(PROVIDED RECORDS)
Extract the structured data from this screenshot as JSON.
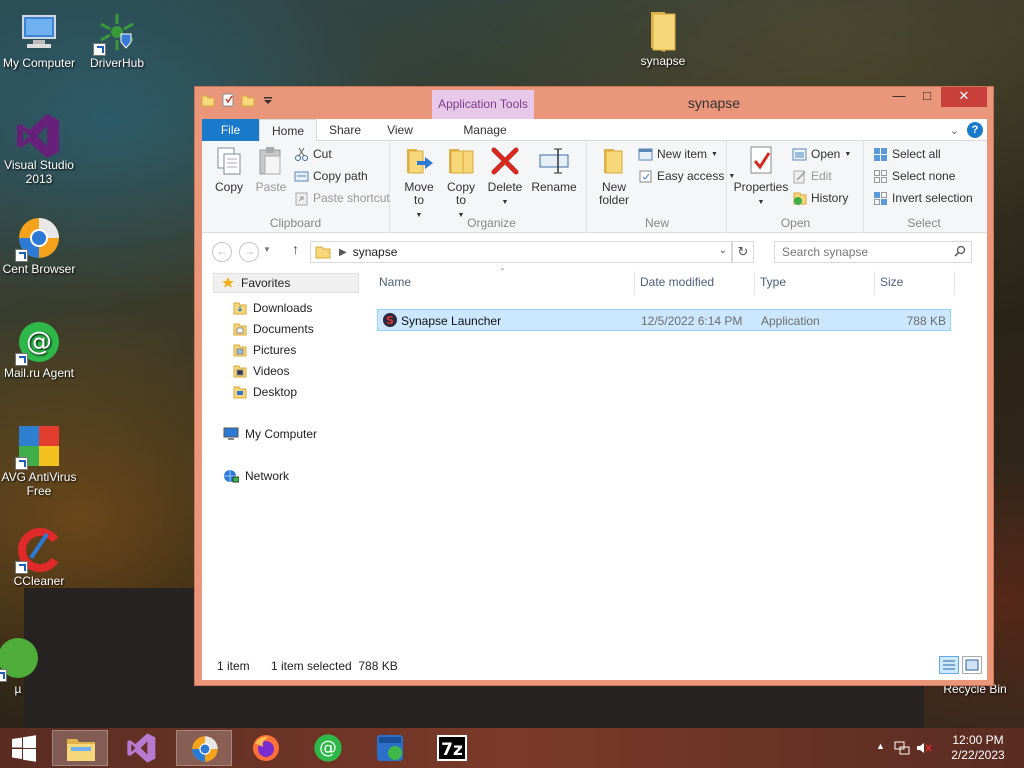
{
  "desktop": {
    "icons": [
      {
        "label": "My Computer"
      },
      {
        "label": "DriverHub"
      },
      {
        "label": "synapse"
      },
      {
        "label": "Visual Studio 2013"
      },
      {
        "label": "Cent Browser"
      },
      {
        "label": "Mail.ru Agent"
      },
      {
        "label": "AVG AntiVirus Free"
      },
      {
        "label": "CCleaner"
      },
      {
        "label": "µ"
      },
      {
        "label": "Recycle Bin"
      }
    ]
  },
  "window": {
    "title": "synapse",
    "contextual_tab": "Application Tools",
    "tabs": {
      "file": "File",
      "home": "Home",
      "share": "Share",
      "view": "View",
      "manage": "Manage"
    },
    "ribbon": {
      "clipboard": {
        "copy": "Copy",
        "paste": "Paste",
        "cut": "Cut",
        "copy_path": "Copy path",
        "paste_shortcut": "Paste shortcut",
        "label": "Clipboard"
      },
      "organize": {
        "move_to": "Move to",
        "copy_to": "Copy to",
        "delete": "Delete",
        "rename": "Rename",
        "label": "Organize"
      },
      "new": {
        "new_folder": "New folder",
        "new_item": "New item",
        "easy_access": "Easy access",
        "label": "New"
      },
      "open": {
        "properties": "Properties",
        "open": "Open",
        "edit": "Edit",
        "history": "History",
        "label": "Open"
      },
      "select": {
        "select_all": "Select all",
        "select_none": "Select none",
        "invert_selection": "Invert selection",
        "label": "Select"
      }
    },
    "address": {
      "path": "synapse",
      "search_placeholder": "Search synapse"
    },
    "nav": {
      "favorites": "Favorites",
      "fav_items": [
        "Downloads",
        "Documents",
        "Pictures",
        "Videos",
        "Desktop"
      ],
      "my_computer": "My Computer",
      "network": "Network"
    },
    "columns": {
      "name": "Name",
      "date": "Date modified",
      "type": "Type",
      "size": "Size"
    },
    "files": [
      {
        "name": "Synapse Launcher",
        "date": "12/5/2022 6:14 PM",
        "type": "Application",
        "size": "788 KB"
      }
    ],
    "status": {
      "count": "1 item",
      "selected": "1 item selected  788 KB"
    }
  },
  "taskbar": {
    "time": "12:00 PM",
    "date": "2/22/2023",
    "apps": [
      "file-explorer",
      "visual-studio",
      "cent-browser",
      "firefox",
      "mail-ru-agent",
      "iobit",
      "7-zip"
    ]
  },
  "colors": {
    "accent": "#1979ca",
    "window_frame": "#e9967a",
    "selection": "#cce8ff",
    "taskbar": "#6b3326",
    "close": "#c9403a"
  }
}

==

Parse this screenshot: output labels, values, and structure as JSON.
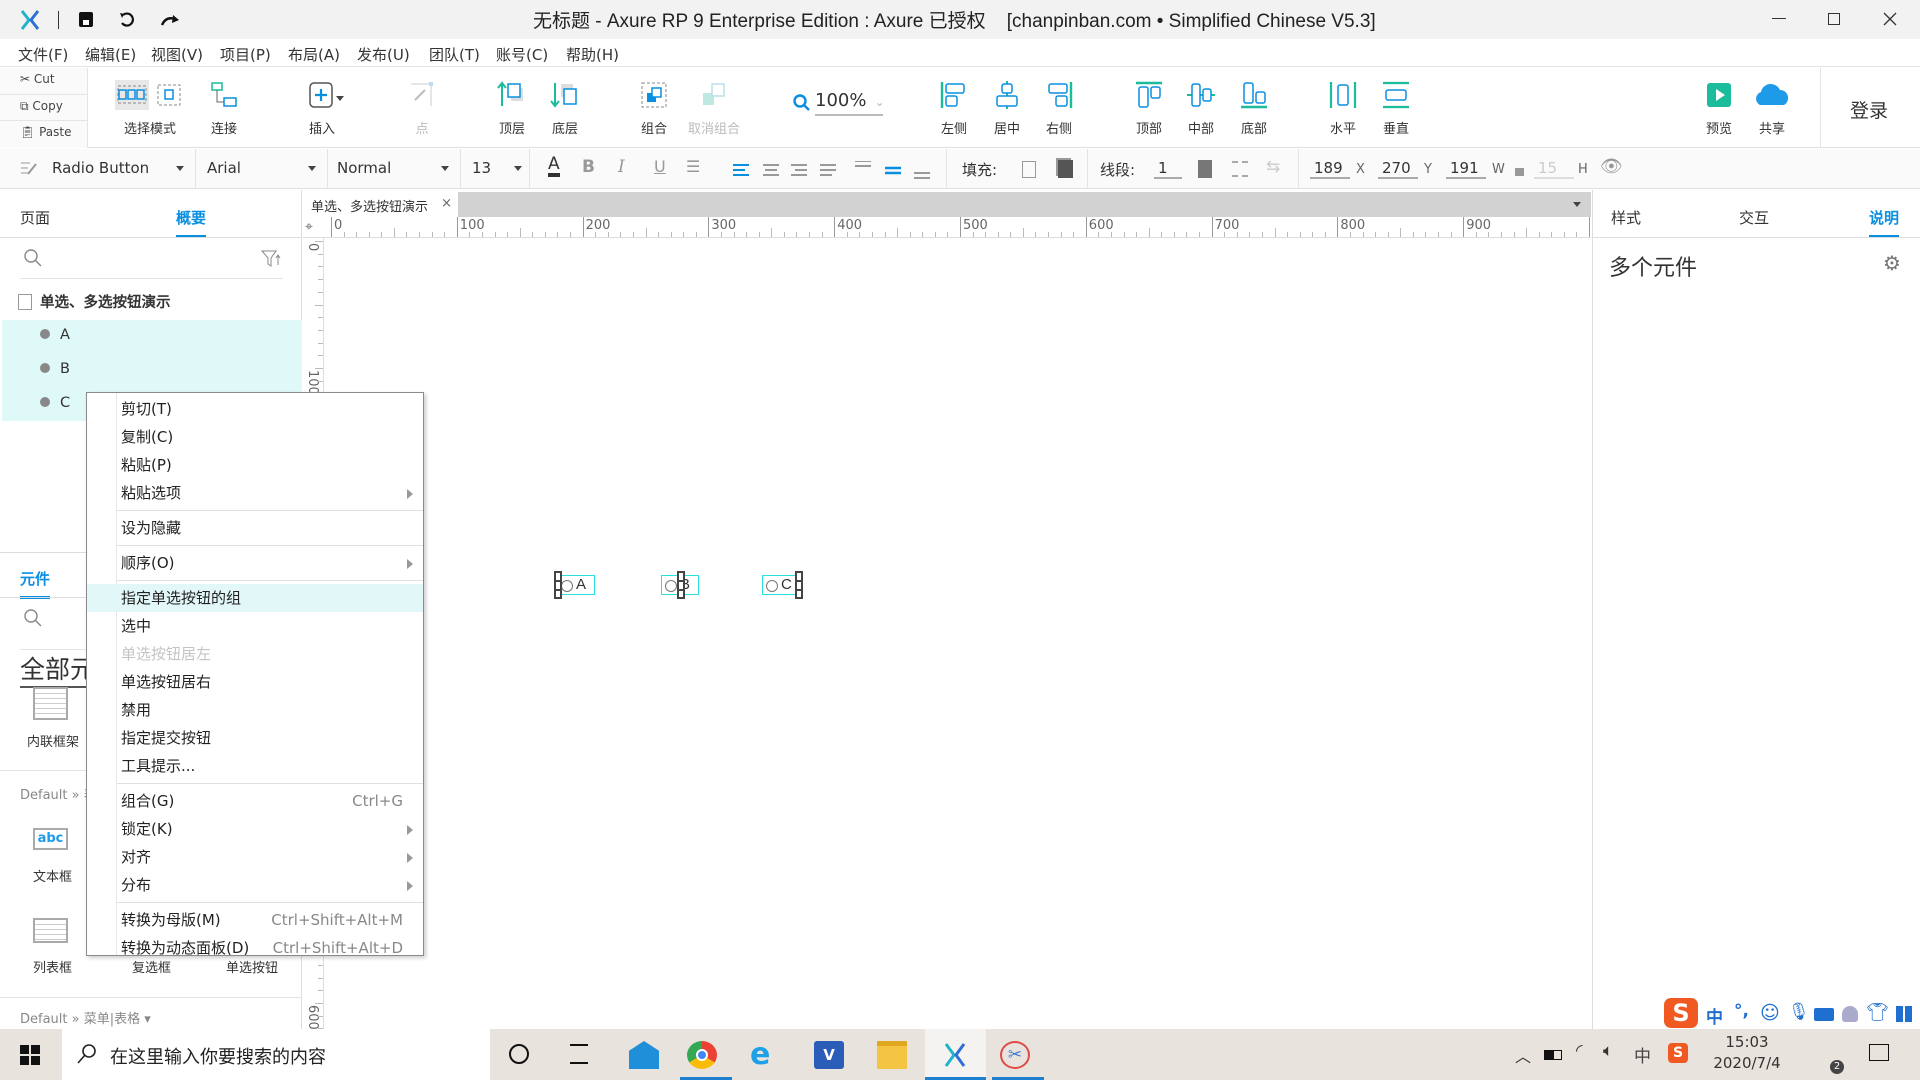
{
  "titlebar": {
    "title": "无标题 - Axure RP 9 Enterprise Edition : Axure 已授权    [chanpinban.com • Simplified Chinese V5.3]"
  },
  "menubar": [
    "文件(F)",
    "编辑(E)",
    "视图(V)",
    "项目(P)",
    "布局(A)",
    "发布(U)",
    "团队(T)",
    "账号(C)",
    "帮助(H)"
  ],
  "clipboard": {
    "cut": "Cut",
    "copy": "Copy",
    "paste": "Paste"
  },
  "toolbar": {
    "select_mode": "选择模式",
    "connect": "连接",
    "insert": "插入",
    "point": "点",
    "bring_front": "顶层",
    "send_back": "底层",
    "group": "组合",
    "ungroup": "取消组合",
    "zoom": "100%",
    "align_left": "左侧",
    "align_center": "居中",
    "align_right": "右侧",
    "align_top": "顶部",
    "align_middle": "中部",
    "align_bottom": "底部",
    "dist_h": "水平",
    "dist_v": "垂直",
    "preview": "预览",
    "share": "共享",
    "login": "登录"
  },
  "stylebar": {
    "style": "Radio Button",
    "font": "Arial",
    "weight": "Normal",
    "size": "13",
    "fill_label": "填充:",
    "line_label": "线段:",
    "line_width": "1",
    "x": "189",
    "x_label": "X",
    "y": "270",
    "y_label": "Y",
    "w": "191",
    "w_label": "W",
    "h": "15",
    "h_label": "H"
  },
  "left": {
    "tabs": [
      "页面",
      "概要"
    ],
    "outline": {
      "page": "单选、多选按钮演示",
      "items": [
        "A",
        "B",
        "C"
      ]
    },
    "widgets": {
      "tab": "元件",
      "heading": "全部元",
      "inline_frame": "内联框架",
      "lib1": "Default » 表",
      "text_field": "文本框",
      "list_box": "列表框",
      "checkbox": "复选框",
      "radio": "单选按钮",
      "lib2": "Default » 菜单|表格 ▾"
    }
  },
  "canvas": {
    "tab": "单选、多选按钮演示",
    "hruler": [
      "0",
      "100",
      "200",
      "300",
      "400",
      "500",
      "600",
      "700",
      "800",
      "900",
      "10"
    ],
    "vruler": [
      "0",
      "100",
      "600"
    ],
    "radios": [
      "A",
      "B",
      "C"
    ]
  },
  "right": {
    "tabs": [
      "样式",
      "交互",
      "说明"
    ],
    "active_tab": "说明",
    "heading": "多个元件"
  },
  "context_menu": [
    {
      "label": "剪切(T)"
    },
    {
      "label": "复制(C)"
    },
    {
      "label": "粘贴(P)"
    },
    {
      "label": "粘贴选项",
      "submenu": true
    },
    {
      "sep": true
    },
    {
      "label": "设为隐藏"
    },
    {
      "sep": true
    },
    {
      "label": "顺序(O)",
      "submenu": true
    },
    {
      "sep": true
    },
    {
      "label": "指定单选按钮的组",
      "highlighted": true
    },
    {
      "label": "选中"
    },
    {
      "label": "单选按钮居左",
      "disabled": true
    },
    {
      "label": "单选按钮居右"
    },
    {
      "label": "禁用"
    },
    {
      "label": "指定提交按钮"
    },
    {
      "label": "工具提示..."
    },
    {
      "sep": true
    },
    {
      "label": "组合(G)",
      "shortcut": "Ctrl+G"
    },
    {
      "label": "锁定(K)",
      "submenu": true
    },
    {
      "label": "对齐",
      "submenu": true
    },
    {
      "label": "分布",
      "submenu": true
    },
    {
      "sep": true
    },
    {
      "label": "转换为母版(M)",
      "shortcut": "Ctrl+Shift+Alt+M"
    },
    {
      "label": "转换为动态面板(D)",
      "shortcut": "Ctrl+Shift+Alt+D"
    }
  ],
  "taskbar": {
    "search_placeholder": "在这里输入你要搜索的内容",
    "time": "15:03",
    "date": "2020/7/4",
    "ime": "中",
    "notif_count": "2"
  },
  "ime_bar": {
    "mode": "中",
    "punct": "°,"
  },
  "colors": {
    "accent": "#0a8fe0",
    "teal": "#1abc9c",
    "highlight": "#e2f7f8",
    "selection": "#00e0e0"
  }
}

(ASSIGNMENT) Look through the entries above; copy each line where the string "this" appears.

(TASK OUTPUT)
Extract the structured data from this screenshot as JSON.
Parse this screenshot: output labels, values, and structure as JSON.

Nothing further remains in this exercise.